 The best recent biography of John Brown does a good job of detailing his vigilance connections.
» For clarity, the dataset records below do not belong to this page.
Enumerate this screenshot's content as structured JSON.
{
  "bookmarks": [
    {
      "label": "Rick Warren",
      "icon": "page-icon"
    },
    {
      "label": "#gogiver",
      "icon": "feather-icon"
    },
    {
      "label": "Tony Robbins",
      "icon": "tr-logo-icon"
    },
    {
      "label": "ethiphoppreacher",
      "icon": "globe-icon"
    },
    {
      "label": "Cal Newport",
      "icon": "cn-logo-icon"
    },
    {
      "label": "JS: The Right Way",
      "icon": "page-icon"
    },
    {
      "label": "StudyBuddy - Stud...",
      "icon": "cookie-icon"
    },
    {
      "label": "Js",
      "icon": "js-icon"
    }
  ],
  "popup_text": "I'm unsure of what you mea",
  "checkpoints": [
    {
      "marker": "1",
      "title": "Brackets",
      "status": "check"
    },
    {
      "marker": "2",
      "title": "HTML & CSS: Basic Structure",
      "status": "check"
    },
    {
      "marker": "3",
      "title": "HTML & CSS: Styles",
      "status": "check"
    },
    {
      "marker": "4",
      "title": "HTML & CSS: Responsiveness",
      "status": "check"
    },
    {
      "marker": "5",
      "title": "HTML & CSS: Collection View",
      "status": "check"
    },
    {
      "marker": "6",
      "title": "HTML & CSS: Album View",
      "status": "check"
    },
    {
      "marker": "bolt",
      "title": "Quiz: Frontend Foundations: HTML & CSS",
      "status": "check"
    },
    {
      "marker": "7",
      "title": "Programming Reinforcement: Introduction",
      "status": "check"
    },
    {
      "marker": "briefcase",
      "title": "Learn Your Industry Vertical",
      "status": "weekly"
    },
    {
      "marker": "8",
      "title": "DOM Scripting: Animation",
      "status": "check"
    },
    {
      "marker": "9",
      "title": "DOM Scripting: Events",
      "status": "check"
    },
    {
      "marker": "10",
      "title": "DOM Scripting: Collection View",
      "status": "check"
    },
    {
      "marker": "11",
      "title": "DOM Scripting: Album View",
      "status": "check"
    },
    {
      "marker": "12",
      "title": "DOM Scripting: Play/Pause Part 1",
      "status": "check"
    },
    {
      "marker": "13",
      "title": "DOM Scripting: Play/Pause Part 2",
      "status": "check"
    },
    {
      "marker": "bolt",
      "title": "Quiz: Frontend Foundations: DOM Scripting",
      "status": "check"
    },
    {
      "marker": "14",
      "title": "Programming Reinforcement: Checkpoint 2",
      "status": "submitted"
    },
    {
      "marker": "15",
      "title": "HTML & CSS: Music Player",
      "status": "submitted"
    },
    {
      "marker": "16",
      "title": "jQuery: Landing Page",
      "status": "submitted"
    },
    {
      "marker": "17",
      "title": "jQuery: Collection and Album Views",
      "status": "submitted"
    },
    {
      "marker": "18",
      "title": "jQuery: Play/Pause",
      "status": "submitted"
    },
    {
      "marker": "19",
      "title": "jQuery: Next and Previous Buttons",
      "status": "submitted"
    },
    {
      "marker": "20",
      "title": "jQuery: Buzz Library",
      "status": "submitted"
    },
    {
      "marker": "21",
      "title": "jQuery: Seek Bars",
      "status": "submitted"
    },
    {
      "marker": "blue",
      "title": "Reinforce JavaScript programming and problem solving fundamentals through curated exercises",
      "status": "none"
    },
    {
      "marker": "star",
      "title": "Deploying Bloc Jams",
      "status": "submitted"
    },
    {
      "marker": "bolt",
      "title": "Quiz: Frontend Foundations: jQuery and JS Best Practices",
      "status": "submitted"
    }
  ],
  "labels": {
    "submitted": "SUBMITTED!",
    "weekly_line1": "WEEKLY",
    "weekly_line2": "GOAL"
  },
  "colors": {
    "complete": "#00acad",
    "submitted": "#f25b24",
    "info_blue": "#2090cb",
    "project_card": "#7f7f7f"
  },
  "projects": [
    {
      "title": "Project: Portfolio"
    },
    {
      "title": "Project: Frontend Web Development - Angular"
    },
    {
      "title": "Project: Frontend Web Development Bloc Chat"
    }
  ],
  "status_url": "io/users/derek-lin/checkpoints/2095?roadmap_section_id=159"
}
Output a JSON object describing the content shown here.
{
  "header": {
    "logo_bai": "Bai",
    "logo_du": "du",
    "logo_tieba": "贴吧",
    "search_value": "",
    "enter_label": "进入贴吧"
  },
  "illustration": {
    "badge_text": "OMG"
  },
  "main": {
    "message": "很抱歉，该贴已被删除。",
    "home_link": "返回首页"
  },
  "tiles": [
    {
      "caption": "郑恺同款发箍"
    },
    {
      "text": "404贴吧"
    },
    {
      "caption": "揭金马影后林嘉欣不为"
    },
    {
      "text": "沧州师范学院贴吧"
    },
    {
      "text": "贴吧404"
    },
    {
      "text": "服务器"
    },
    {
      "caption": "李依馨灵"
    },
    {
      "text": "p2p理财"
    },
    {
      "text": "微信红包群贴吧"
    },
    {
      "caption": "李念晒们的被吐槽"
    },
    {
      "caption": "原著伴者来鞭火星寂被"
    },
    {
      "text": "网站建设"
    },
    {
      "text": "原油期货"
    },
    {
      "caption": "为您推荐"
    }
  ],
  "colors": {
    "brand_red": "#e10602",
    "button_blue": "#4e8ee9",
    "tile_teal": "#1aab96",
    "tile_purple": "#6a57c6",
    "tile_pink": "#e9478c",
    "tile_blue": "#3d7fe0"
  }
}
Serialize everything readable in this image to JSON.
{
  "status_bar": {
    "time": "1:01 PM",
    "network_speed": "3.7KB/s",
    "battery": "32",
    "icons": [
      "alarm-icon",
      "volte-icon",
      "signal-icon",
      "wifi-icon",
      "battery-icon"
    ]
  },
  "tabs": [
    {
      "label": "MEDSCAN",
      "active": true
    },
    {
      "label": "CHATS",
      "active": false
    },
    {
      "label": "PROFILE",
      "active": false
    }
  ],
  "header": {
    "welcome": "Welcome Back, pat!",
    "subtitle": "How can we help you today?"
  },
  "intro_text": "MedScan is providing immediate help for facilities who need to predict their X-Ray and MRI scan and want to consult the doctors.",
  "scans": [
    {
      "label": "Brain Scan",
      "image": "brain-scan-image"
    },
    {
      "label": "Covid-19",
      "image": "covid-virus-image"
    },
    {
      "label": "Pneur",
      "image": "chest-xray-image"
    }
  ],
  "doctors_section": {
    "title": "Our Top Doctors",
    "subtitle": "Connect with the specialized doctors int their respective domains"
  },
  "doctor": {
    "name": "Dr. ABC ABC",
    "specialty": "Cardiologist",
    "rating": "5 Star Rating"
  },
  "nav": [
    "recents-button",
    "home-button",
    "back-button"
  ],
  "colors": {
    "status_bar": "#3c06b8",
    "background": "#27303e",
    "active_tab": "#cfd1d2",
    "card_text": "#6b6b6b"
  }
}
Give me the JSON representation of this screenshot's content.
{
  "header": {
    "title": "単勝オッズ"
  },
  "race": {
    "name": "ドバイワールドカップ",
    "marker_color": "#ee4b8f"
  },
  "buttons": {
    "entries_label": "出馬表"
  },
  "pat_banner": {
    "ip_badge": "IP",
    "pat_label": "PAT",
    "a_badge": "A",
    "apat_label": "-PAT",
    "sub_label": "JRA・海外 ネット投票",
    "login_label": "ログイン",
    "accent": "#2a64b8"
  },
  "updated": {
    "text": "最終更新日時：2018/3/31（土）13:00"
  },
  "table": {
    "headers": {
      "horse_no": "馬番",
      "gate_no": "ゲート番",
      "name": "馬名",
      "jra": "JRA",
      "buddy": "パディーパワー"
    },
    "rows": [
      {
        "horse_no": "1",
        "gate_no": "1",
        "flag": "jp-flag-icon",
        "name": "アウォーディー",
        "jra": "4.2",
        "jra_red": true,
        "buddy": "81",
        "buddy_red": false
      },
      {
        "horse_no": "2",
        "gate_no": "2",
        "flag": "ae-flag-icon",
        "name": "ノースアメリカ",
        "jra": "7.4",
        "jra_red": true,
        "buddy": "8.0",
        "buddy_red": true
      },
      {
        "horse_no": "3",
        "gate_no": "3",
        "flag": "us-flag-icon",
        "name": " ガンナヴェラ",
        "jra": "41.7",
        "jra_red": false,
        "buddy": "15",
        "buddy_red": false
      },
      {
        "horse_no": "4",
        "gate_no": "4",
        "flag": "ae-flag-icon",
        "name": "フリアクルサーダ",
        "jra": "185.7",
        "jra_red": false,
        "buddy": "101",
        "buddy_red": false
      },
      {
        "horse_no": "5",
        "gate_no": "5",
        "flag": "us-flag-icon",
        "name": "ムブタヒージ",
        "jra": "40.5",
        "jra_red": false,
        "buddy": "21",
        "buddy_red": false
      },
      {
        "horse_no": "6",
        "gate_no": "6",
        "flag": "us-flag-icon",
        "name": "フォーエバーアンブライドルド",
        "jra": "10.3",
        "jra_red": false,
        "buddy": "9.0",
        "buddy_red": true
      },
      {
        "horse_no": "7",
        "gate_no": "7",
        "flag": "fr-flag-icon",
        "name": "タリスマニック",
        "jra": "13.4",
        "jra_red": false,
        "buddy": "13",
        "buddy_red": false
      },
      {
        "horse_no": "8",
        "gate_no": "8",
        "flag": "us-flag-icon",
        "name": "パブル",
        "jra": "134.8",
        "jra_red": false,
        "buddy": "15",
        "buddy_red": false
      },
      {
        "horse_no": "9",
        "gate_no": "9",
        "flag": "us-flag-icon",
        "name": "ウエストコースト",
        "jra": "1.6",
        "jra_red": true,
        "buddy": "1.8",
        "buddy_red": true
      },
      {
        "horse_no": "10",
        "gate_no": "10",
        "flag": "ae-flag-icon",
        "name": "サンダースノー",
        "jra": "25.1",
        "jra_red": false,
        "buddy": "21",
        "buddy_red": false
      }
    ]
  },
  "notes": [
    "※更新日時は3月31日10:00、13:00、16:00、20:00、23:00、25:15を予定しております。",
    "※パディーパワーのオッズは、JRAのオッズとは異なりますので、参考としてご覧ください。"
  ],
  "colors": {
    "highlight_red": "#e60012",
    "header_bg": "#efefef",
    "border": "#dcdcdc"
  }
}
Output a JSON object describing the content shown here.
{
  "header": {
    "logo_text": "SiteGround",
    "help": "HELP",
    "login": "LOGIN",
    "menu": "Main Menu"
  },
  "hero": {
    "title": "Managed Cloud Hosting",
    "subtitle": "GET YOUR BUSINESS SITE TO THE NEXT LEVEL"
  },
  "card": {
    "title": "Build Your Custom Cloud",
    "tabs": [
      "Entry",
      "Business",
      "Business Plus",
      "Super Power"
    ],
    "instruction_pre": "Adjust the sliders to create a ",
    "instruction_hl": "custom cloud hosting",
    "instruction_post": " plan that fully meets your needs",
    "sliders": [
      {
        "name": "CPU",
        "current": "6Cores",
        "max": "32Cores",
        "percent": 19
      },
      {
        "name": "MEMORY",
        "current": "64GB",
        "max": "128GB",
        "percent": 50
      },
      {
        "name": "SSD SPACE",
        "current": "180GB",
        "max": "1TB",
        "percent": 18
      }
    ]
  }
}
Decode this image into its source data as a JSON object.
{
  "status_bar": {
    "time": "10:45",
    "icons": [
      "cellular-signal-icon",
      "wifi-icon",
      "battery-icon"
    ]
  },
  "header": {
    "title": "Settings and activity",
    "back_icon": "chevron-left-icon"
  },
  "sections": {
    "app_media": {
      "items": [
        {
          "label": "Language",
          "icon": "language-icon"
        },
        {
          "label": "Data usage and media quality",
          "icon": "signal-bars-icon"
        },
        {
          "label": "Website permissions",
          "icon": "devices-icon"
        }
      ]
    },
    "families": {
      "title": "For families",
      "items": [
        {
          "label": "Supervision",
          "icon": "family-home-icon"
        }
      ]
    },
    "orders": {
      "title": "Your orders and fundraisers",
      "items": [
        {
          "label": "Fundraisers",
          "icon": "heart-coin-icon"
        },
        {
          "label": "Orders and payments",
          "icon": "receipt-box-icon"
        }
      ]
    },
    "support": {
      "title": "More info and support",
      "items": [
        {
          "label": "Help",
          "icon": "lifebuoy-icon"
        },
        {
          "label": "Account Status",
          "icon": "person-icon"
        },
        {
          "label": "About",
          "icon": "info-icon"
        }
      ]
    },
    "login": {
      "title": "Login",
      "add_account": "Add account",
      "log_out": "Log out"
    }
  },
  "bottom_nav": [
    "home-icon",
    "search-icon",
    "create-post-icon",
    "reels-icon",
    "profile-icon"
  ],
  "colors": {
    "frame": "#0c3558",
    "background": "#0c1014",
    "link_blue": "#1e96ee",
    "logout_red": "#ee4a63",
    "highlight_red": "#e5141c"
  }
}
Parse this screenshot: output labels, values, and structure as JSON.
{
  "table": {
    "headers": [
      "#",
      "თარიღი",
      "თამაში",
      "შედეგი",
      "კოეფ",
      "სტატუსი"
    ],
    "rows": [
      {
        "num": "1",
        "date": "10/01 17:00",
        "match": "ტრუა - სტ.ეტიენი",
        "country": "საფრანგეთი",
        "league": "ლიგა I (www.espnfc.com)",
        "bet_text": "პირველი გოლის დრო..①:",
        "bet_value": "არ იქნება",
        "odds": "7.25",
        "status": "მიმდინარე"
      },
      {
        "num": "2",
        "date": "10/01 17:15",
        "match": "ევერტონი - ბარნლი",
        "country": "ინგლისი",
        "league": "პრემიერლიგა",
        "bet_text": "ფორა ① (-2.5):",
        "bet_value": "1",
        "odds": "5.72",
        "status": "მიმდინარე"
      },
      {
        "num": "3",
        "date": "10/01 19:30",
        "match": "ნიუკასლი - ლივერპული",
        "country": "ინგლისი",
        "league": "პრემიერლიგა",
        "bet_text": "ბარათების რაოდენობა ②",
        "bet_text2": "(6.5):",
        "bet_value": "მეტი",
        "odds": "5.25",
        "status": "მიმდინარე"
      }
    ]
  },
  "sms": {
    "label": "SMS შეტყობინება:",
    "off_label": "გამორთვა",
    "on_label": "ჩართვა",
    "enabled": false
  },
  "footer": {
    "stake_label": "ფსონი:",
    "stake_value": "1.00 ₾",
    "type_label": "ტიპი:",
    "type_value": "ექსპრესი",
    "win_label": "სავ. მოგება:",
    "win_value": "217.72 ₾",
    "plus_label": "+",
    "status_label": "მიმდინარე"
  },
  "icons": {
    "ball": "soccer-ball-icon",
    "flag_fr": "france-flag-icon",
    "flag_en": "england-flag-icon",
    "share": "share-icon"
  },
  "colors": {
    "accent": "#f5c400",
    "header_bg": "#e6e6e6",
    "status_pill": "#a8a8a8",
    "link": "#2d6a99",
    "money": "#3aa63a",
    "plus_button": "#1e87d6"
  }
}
See David S. Reynolds, John Brown: Abolitionist (New York: Alfred A. Knopf, 2005). For an insightful depiction of how the “contraband” issue both preceded and helped lead to emancipation and ultimately abolition, see James Oakes, Freedom National: The Destruction of Slavery in the United States, 1861-1865 (New York: W.W. Norton, 2013). Useful online resources for these topics also include the Emancipation Digital Classroom, http://housedivided.dickinson.edu/sites/emancipation and Visualizing Emancipation, http://dsl.richmond.edu/emancipation/
 A good example of the early “pro-Quaker” historiography comes from Wilbur H. Siebert, The Underground Railroad: From Slavery to Freedom (New York: Macmillan, 1898), http://deila.dickinson.edu/slaveryandabolition/title/0090.html Larry Gara groundbreaking study was originally published in 1961 but has since been reissued in paperback: The Liberty Line: The Legend of the Underground Railroad (Lexington: University Press of Kentucky, 1996). John Hope Franklin and Loren Schweninger, Runaway Slaves: Rebels on the Plantation (New York: Oxford University Press, 1999), 336n.
 David Blight quoted in Noam Cohen, “In Douglass Tribute, Slave Folklore and Fact Collide,” New York Times, January 24, 2007, http://www.nytimes.com/learning/teachers/featured_articles/20070124wednesday.html
 Jacqueline L. Tobin and Raymond G. Dobard, Hidden in Plain View: The Secret Story of Quilts and the Underground Railroad (New York: Doubleday, 1999).
 See National Underground Railroad Network to Freedom homepage, http://www.nps.gov/subjects/ugrr/index.htm
 For some examples of recent state context studies freely available online, see Matthew Pinsker, “Vigilance in Pennsylvania: Underground Railroad Activities in the Keystone State, 1837-1861,” http://www.phmc.state.pa.us/Portal/Communities/PublicHistoryPrograms/AfricanAmerican/UGRRContextStudyPinsker.pdf or Raymond Paul Zirblis, “Friends of Freedom: The Vermont Underground Railroad Survey Report,” http://www.vermontcivilwar150.com/imgs/history/FriendsofFreedomcopy.pdf William A. Weathers, “Oprah Gives Freedom Center $1M,” Cincinnati Enquirer, July 9, 2004, http://www.enquirer.com/editions/2004/07/09/loc_artbrf.09.html
 Jack Brubaker, “Restoration on Hold at Stevens Home,” Lancaster Online, September 12, 2013, http://lancasteronline.com/news/restoration-on-hold-at-stevens-home/article_0e73b634-7258-535c-95a1-5b0bdb38a929.html